The vegetables were grown from an assortment of organic and bargain seeds sown directly into the soil. This makes the plants more hardy and resilient to pests and is also a cheap and easy way to grow.
Joanna Richards, and officer from the Yorkshire Wildlife Trust which is supporting the farm, said: “The stars of this year’s harvest have been the brassica family – including mustard – which have loved our naturally alkaline soil.
“Cabbages, broccoli and cauliflowers have been magnificent and we look forward to winter crops of stunning red cabbage and winter-hardy kale.
“Our tomatoes are yet to ripen, but the plants have thrived despite being outdoors. We grew tomato varieties Koralik and Matina – two eastern European tomatoes ideal for a short, cool growing season.”

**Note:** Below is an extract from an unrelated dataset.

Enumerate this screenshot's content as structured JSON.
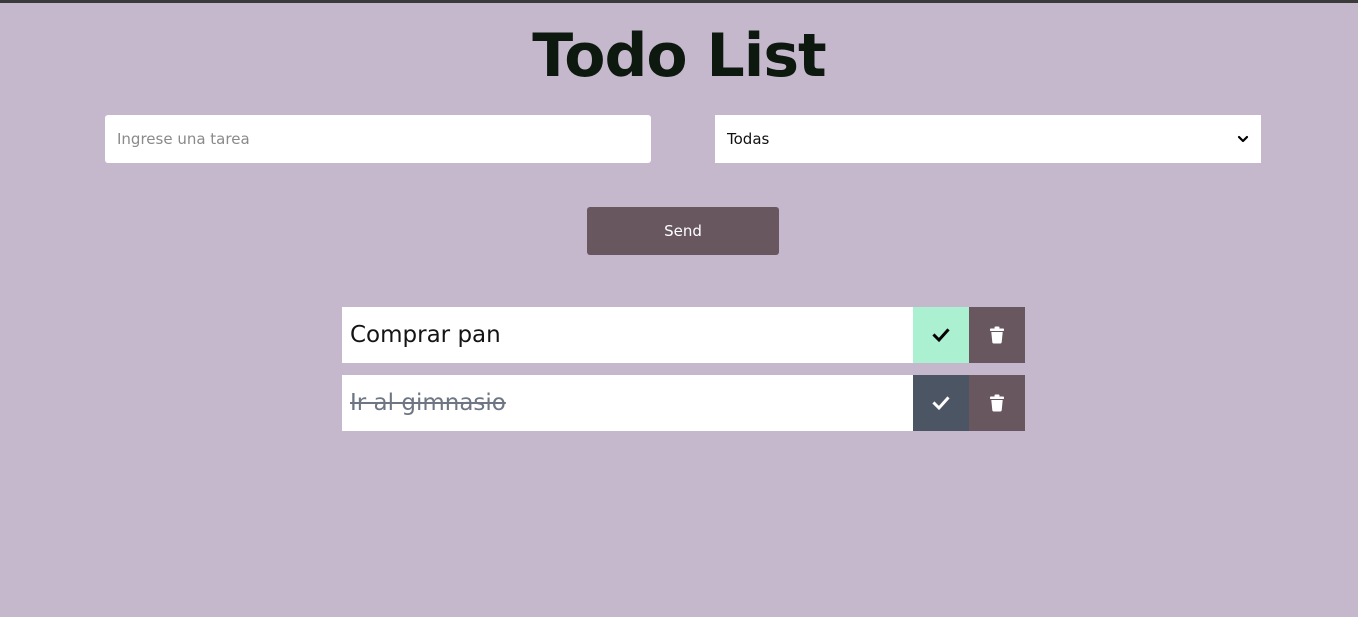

There were over eight varieties of potatoes chosen to spread the risk of disease and pests which favour the soil.
Joanna said: “With threats of carrot fly and many warnings from locals that we would struggle to grow good, healthy carrots our crop has been superb, sweet, smooth and unblemished – the carrot fly has not found us yet.
“Whereas a big hit with children – both young and old – were the purple podded peas which coloured our tongues purple.
“As winter draws in and the threat of frost looms we will be covering these salads with protective fleece, but also looking forward to trying our huge parsnips which won’t be ready until they have been frosted.
“Our Tuesday volunteers and Thursday gardening club are smothering the empty beds with a dwindling pile of rotted cow manure left over from the last tenants, gearing us up for next spring’s growing season – we can’t wait.”